Why Rain water be harvested To conserve & augment the storage of ground water To reduce water table depletion To improve the quality of ground water To arrest sea water intrusion in coastal areas To avoid flood & water stagnation in urban areas Why Not RWH? Not applicable in all climate conditions over the world Collected water quality might be affected by external factors Performance seriously affected by climate fluctuations that sometimes are hard to predict Collected rainwater can be degraded with the inclusion of waste water runoff


Storage devices may be either above or below ground Different types include Storage Tanks Water Containers Lagoons or Lined Ponds Size based on rainfall pattern, demand, budget and area

RAIN WATER HARVESTING TECHNIQUES : Roof top rainwater harvesting. Surface runoff harvesting .

METHODS OF ROOFTOP RWH Storage of direct use Recharging ground water aquifer - Recharging dug wells - Recharging pits - Recharging tube well SURFACE RUNOFF HARVESTING Harvesting of surface runoff and storage of the same into reservoirs such as water pans makes it available for use when required. In this method of collecting rainwater for irrigation, water flowing along the ground during the rains will be collected to a tank below the surface of the ground.. TRADITIONAL RWH STRUCTURE BAWODI: Traditional step wells are called vavadi in Gujarat, or baoris or bavadis in Rajasthan and northern India.

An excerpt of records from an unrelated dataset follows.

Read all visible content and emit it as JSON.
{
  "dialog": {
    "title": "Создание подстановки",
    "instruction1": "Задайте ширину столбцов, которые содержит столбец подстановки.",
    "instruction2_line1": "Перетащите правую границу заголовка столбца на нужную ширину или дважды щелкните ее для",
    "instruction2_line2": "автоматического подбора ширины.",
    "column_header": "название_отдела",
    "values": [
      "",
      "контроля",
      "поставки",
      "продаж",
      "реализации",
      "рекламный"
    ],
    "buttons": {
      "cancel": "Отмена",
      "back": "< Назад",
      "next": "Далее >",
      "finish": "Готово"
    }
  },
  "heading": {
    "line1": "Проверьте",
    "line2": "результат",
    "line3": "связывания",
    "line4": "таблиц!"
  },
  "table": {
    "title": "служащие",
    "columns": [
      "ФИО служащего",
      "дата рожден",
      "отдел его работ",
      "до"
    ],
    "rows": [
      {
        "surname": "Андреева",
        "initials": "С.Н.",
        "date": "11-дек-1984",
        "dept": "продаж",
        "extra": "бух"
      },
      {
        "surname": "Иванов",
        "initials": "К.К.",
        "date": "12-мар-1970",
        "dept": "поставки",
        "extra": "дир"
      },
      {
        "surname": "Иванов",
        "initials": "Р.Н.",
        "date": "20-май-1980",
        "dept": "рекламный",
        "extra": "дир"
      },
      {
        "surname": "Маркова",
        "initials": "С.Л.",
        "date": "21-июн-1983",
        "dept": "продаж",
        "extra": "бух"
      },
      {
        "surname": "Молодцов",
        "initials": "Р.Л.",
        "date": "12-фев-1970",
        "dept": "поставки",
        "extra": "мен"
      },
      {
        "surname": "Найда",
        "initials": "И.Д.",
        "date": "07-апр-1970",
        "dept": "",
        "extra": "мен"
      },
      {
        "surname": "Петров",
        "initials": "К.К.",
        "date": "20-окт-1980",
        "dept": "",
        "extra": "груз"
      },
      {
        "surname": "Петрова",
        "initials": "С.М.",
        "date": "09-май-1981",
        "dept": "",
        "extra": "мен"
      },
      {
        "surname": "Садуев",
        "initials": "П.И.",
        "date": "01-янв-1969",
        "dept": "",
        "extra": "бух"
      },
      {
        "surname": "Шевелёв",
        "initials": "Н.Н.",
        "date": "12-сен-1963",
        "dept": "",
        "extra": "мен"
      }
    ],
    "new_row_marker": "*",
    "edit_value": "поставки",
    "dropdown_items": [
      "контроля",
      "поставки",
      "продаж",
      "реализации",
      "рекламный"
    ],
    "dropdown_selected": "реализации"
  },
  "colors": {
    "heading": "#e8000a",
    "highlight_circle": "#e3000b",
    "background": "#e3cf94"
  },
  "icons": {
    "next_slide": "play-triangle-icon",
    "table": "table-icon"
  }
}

They were secular structures from which everyone could draw water. Most of them are defunct today. JOHADS A johad is a crescent-shaped bund which is built across a sloping catchment to capture the surface water before it runs off. Water accumulating in the johad percolates in the soil to augment the groundwater. The groundwater then can be used when there is no rainfall. Kunds Covered underground tank, developed primarily for tackling drinking water problems. Usually constructed with local materials or cement, kunds were more prevalent in regions where groundwater is saline. Before the onset of rains every year, meticulous care was taken to clean up the catchment of the kunds.

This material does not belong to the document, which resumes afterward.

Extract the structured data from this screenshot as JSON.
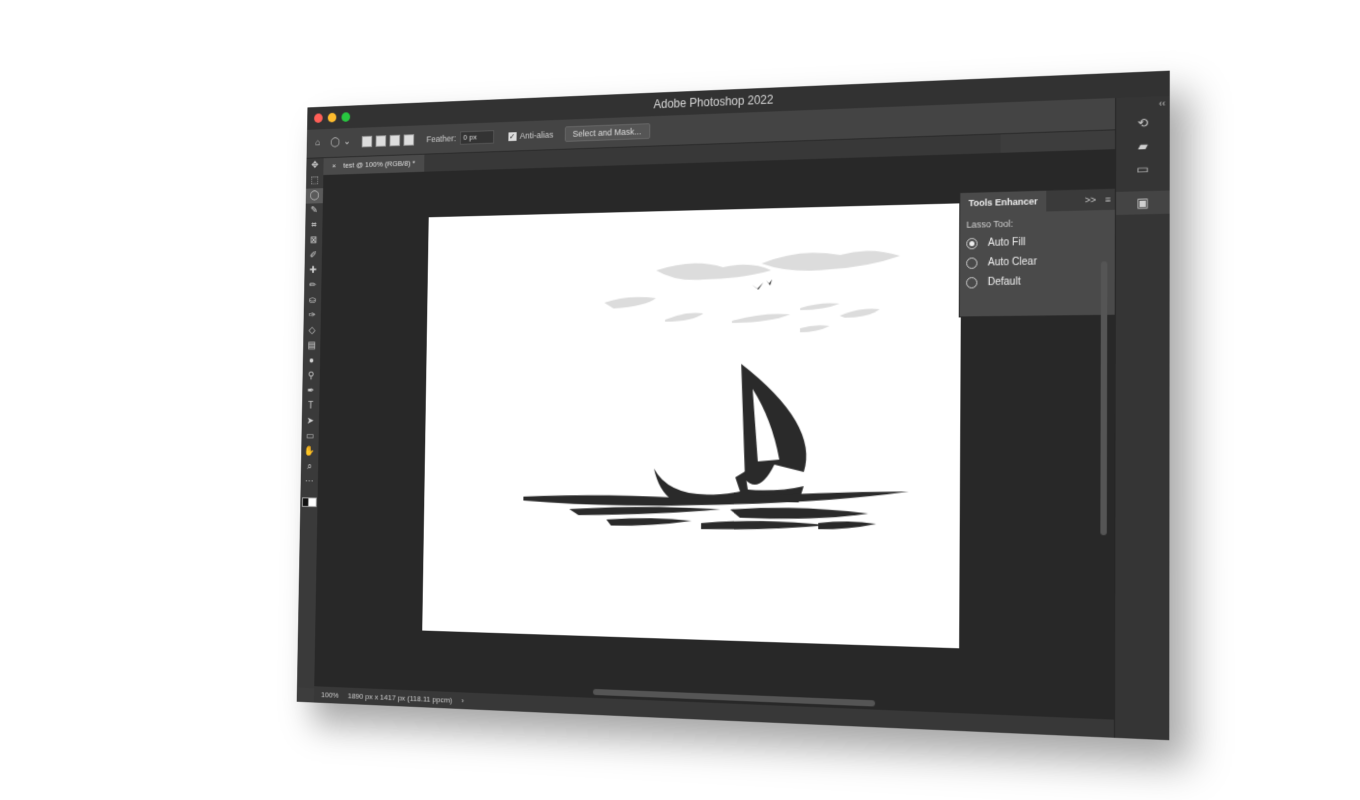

Cattle grazing and entry with shoes into the catchment area of the kunds was strictly prohibited. The proximity of a kund to the house or village saved time and effort in searching for drinking water. USES OF RAINWATER HARVESTING Domestic Use Agricultural Use Increase groundwater supplies POTENTIAL OF RWH Impacts on downstream flows. Reduce soil erosion. Increase the crop production. Increase infiltration and groundwater recharge. Improve food & economic security. ADVANTAGE It uses local construction materials and labor. Sources of energy are not needed to operate the systems. The owner/user can easily maintain the systems. The water is convenient and accessible; valuable time and effort are saved in collecting and/or hauling water. It provides a supply of water to meet future agricultural needs. SO AS WE ALL ARE THE HUMAN BEINGS AND ITS OUR RESPONSIBILTY TO SAVE OUR GROUND WATER LEVEL AND MAKE THEM RECHARGE AT TIME TO TIME BY RAIN WATER HARVESTING What is a Wetland?

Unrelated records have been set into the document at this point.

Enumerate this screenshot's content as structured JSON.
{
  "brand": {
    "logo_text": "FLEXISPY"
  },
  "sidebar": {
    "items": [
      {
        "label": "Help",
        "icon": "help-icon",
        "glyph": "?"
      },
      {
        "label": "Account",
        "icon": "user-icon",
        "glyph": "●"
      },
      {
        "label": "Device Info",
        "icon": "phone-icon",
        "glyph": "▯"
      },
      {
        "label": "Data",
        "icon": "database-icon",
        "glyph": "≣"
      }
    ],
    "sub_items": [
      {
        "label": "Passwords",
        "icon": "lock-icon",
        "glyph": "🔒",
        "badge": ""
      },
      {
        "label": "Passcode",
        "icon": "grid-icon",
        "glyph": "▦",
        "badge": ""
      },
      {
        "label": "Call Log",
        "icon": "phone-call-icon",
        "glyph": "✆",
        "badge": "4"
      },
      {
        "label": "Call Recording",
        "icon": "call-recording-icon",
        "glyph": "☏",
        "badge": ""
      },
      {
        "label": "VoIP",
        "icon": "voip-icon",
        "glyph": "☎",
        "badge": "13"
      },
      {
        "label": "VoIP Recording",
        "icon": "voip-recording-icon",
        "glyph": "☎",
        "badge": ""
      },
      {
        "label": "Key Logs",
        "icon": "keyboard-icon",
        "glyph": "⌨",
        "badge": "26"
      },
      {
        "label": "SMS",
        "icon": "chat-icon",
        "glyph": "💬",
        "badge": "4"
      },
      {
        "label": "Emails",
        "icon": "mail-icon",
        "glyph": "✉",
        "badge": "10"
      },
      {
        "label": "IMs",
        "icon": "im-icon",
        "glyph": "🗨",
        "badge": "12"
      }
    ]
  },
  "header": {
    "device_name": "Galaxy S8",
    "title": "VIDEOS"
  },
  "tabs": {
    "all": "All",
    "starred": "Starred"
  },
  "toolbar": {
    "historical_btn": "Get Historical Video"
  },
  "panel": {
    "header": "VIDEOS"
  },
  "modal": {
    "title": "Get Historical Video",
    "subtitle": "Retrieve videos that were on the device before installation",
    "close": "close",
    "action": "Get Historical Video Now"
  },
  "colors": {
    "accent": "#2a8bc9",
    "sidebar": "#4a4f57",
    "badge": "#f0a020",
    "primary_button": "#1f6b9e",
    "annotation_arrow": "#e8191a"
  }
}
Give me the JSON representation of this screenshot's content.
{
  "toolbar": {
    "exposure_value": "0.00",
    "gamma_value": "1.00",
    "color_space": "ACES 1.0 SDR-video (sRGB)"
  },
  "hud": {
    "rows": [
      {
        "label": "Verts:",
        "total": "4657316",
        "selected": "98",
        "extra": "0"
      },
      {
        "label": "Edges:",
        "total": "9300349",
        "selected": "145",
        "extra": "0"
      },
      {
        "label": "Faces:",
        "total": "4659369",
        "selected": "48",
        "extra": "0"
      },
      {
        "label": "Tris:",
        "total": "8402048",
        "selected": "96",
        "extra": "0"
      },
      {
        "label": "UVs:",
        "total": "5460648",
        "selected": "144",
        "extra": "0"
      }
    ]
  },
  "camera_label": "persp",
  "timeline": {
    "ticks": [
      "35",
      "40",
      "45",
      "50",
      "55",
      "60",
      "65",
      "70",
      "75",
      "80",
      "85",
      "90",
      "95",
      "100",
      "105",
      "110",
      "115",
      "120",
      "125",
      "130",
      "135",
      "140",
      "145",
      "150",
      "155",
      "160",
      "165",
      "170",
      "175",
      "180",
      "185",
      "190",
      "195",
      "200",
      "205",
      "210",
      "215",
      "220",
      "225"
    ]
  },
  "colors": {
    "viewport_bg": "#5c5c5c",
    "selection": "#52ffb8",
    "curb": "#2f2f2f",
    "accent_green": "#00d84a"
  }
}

Wetlands are difficult to define: Range of hydrological conditions Great variation in size, location, and human influence

Distinguishing features of wetlands: Presence of standing water Unique wetland soil Vegetation adapted to or tolerant of saturated soils

Why Protect Wetlands? Healthy wetlands provide important services: Ecological Recreational Scientific Cultural Economic Drivers of Degradation & Destruction of Wetlands

Implications of Loss of Storm Protection Services Decreased natural barrier against extreme weather events Increased flooding Increased destruction due to storms

Destruction of fisheries and their infrastructure What Are Wetlands? Areas with water on top of or close to the surface year round or close to it Commonly known as bogs, marshes, or swamps (What do wetlands do for you; Wetlands; Wetlands Habitat) How Are Wetlands being destroyed? Drainage projects Polluting with runoff Land clearing Logging Development Waste Dumping Why Are Wetlands Important? Provide habitat for fish and wildlife Control floods Control erosion Enhance water quality Providing Habitat for Fish and Wildlife : Providing Habitat for Fish and Wildlife According to the US Environmental Protection Agency one-third of endangered species reside in Wetlands. Fish use wetlands as breeding grounds Migratory birds use wetlands for nesting, resting, feeding, and breeding